Instructions for the task: Each record that follows is to be reproduced verbatim.

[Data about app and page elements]
============

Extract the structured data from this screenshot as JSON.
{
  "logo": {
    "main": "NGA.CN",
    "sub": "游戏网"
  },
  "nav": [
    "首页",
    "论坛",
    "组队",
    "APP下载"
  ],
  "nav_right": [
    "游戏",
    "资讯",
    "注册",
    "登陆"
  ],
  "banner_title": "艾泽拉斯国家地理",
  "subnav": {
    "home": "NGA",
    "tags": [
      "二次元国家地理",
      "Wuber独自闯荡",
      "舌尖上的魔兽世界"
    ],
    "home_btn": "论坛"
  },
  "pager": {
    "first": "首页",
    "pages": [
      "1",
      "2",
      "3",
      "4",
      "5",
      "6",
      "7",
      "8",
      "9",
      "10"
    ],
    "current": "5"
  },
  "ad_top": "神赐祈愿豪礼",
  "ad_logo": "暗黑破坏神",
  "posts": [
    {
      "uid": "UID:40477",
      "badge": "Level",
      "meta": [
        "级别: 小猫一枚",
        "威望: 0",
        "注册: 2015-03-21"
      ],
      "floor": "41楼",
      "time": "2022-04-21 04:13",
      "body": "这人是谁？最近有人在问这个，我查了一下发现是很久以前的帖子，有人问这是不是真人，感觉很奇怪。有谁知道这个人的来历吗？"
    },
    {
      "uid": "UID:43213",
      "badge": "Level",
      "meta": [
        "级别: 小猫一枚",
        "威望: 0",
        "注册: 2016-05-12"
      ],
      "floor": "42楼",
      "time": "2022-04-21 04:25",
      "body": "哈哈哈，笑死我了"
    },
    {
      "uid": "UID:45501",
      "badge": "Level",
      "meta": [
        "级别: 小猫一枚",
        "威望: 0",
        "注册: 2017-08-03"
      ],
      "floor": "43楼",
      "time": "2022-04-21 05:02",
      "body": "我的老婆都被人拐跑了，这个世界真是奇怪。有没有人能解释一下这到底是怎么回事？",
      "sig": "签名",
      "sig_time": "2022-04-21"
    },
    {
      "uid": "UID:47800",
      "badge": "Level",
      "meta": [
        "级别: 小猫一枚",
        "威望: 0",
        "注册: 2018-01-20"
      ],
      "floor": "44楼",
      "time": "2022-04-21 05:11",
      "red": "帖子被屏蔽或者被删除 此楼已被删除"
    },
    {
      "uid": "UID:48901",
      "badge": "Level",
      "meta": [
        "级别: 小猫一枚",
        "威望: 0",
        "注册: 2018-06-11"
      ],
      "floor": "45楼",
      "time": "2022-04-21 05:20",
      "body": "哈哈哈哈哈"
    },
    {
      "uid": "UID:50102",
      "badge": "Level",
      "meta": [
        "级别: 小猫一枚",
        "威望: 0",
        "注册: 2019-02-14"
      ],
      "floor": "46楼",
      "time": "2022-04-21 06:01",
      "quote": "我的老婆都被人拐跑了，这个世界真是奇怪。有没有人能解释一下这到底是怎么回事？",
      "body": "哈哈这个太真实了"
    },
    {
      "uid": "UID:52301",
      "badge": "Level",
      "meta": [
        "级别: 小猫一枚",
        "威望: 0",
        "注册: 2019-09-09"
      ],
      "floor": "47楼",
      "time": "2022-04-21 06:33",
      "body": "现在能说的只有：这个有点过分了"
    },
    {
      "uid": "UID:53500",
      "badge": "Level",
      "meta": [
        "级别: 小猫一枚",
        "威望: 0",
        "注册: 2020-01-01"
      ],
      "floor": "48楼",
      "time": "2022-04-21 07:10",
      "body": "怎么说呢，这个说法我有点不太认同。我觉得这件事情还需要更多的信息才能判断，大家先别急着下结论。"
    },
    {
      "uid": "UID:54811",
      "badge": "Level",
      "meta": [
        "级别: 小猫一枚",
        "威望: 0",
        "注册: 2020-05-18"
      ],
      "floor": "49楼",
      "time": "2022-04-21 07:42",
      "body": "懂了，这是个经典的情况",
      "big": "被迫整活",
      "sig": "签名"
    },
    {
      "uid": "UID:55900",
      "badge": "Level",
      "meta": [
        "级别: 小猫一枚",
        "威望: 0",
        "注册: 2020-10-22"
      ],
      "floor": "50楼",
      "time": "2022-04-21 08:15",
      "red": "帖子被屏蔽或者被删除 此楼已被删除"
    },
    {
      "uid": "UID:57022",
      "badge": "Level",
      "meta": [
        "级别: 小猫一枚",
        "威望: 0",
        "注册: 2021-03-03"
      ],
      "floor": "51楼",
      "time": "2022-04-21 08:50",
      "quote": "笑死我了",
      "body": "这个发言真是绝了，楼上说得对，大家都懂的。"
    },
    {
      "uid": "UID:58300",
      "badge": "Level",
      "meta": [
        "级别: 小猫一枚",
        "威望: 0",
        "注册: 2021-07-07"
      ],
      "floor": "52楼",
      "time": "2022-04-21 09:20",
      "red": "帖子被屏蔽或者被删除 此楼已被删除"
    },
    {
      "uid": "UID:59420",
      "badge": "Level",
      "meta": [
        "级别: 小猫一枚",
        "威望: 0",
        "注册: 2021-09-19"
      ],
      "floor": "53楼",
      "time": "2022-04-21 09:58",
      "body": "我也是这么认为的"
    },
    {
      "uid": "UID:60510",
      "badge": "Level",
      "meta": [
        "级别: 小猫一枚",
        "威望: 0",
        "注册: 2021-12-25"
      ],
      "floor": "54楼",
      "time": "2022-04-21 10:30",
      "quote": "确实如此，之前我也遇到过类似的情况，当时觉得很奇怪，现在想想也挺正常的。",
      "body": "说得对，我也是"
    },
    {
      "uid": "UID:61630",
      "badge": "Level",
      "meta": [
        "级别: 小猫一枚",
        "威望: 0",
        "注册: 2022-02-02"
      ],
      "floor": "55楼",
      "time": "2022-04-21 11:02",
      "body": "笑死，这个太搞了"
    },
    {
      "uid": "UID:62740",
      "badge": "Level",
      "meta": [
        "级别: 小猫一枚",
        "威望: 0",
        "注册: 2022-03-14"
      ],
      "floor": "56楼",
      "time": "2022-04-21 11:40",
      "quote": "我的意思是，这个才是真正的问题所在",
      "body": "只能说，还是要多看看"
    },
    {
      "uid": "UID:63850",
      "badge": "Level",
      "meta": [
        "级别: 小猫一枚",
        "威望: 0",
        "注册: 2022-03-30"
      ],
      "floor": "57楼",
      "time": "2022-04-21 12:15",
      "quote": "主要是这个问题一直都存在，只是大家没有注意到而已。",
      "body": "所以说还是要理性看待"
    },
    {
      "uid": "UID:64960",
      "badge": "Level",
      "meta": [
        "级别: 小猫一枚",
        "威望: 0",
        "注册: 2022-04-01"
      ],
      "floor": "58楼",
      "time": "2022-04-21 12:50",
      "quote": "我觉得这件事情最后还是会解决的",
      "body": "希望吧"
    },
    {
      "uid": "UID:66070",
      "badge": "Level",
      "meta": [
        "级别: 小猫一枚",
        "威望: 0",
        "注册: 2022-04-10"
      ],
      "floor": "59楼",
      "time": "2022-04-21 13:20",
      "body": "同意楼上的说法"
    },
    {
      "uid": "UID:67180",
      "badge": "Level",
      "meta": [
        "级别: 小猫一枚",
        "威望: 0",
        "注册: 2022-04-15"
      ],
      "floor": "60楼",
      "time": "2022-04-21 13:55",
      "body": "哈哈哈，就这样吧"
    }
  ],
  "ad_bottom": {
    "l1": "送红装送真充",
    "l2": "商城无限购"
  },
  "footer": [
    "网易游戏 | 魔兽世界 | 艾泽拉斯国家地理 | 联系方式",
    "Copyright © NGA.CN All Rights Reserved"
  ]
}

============

Output of the task:
Extract the structured data from this screenshot as JSON.
{
  "logo": {
    "main": "NGA.CN",
    "sub": "游戏网"
  },
  "nav": [
    "首页",
    "论坛",
    "组队",
    "APP下载"
  ],
  "nav_right": [
    "游戏",
    "资讯",
    "注册",
    "登陆"
  ],
  "banner_title": "艾泽拉斯国家地理",
  "subnav": {
    "home": "NGA",
    "tags": [
      "二次元国家地理",
      "Wuber独自闯荡",
      "舌尖上的魔兽世界"
    ],
    "home_btn": "论坛"
  },
  "pager": {
    "first": "首页",
    "pages": [
      "1",
      "2",
      "3",
      "4",
      "5",
      "6",
      "7",
      "8",
      "9",
      "10"
    ],
    "current": "5"
  },
  "ad_top": "神赐祈愿豪礼",
  "ad_logo": "暗黑破坏神",
  "posts": [
    {
      "uid": "UID:40477",
      "badge": "Level",
      "meta": [
        "级别: 小猫一枚",
        "威望: 0",
        "注册: 2015-03-21"
      ],
      "floor": "41楼",
      "time": "2022-04-21 04:13",
      "body": "这人是谁？最近有人在问这个，我查了一下发现是很久以前的帖子，有人问这是不是真人，感觉很奇怪。有谁知道这个人的来历吗？"
    },
    {
      "uid": "UID:43213",
      "badge": "Level",
      "meta": [
        "级别: 小猫一枚",
        "威望: 0",
        "注册: 2016-05-12"
      ],
      "floor": "42楼",
      "time": "2022-04-21 04:25",
      "body": "哈哈哈，笑死我了"
    },
    {
      "uid": "UID:45501",
      "badge": "Level",
      "meta": [
        "级别: 小猫一枚",
        "威望: 0",
        "注册: 2017-08-03"
      ],
      "floor": "43楼",
      "time": "2022-04-21 05:02",
      "body": "我的老婆都被人拐跑了，这个世界真是奇怪。有没有人能解释一下这到底是怎么回事？",
      "sig": "签名",
      "sig_time": "2022-04-21"
    },
    {
      "uid": "UID:47800",
      "badge": "Level",
      "meta": [
        "级别: 小猫一枚",
        "威望: 0",
        "注册: 2018-01-20"
      ],
      "floor": "44楼",
      "time": "2022-04-21 05:11",
      "red": "帖子被屏蔽或者被删除 此楼已被删除"
    },
    {
      "uid": "UID:48901",
      "badge": "Level",
      "meta": [
        "级别: 小猫一枚",
        "威望: 0",
        "注册: 2018-06-11"
      ],
      "floor": "45楼",
      "time": "2022-04-21 05:20",
      "body": "哈哈哈哈哈"
    },
    {
      "uid": "UID:50102",
      "badge": "Level",
      "meta": [
        "级别: 小猫一枚",
        "威望: 0",
        "注册: 2019-02-14"
      ],
      "floor": "46楼",
      "time": "2022-04-21 06:01",
      "quote": "我的老婆都被人拐跑了，这个世界真是奇怪。有没有人能解释一下这到底是怎么回事？",
      "body": "哈哈这个太真实了"
    },
    {
      "uid": "UID:52301",
      "badge": "Level",
      "meta": [
        "级别: 小猫一枚",
        "威望: 0",
        "注册: 2019-09-09"
      ],
      "floor": "47楼",
      "time": "2022-04-21 06:33",
      "body": "现在能说的只有：这个有点过分了"
    },
    {
      "uid": "UID:53500",
      "badge": "Level",
      "meta": [
        "级别: 小猫一枚",
        "威望: 0",
        "注册: 2020-01-01"
      ],
      "floor": "48楼",
      "time": "2022-04-21 07:10",
      "body": "怎么说呢，这个说法我有点不太认同。我觉得这件事情还需要更多的信息才能判断，大家先别急着下结论。"
    },
    {
      "uid": "UID:54811",
      "badge": "Level",
      "meta": [
        "级别: 小猫一枚",
        "威望: 0",
        "注册: 2020-05-18"
      ],
      "floor": "49楼",
      "time": "2022-04-21 07:42",
      "body": "懂了，这是个经典的情况",
      "big": "被迫整活",
      "sig": "签名"
    },
    {
      "uid": "UID:55900",
      "badge": "Level",
      "meta": [
        "级别: 小猫一枚",
        "威望: 0",
        "注册: 2020-10-22"
      ],
      "floor": "50楼",
      "time": "2022-04-21 08:15",
      "red": "帖子被屏蔽或者被删除 此楼已被删除"
    },
    {
      "uid": "UID:57022",
      "badge": "Level",
      "meta": [
        "级别: 小猫一枚",
        "威望: 0",
        "注册: 2021-03-03"
      ],
      "floor": "51楼",
      "time": "2022-04-21 08:50",
      "quote": "笑死我了",
      "body": "这个发言真是绝了，楼上说得对，大家都懂的。"
    },
    {
      "uid": "UID:58300",
      "badge": "Level",
      "meta": [
        "级别: 小猫一枚",
        "威望: 0",
        "注册: 2021-07-07"
      ],
      "floor": "52楼",
      "time": "2022-04-21 09:20",
      "red": "帖子被屏蔽或者被删除 此楼已被删除"
    },
    {
      "uid": "UID:59420",
      "badge": "Level",
      "meta": [
        "级别: 小猫一枚",
        "威望: 0",
        "注册: 2021-09-19"
      ],
      "floor": "53楼",
      "time": "2022-04-21 09:58",
      "body": "我也是这么认为的"
    },
    {
      "uid": "UID:60510",
      "badge": "Level",
      "meta": [
        "级别: 小猫一枚",
        "威望: 0",
        "注册: 2021-12-25"
      ],
      "floor": "54楼",
      "time": "2022-04-21 10:30",
      "quote": "确实如此，之前我也遇到过类似的情况，当时觉得很奇怪，现在想想也挺正常的。",
      "body": "说得对，我也是"
    },
    {
      "uid": "UID:61630",
      "badge": "Level",
      "meta": [
        "级别: 小猫一枚",
        "威望: 0",
        "注册: 2022-02-02"
      ],
      "floor": "55楼",
      "time": "2022-04-21 11:02",
      "body": "笑死，这个太搞了"
    },
    {
      "uid": "UID:62740",
      "badge": "Level",
      "meta": [
        "级别: 小猫一枚",
        "威望: 0",
        "注册: 2022-03-14"
      ],
      "floor": "56楼",
      "time": "2022-04-21 11:40",
      "quote": "我的意思是，这个才是真正的问题所在",
      "body": "只能说，还是要多看看"
    },
    {
      "uid": "UID:63850",
      "badge": "Level",
      "meta": [
        "级别: 小猫一枚",
        "威望: 0",
        "注册: 2022-03-30"
      ],
      "floor": "57楼",
      "time": "2022-04-21 12:15",
      "quote": "主要是这个问题一直都存在，只是大家没有注意到而已。",
      "body": "所以说还是要理性看待"
    },
    {
      "uid": "UID:64960",
      "badge": "Level",
      "meta": [
        "级别: 小猫一枚",
        "威望: 0",
        "注册: 2022-04-01"
      ],
      "floor": "58楼",
      "time": "2022-04-21 12:50",
      "quote": "我觉得这件事情最后还是会解决的",
      "body": "希望吧"
    },
    {
      "uid": "UID:66070",
      "badge": "Level",
      "meta": [
        "级别: 小猫一枚",
        "威望: 0",
        "注册: 2022-04-10"
      ],
      "floor": "59楼",
      "time": "2022-04-21 13:20",
      "body": "同意楼上的说法"
    },
    {
      "uid": "UID:67180",
      "badge": "Level",
      "meta": [
        "级别: 小猫一枚",
        "威望: 0",
        "注册: 2022-04-15"
      ],
      "floor": "60楼",
      "time": "2022-04-21 13:55",
      "body": "哈哈哈，就这样吧"
    }
  ],
  "ad_bottom": {
    "l1": "送红装送真充",
    "l2": "商城无限购"
  },
  "footer": [
    "网易游戏 | 魔兽世界 | 艾泽拉斯国家地理 | 联系方式",
    "Copyright © NGA.CN All Rights Reserved"
  ]
}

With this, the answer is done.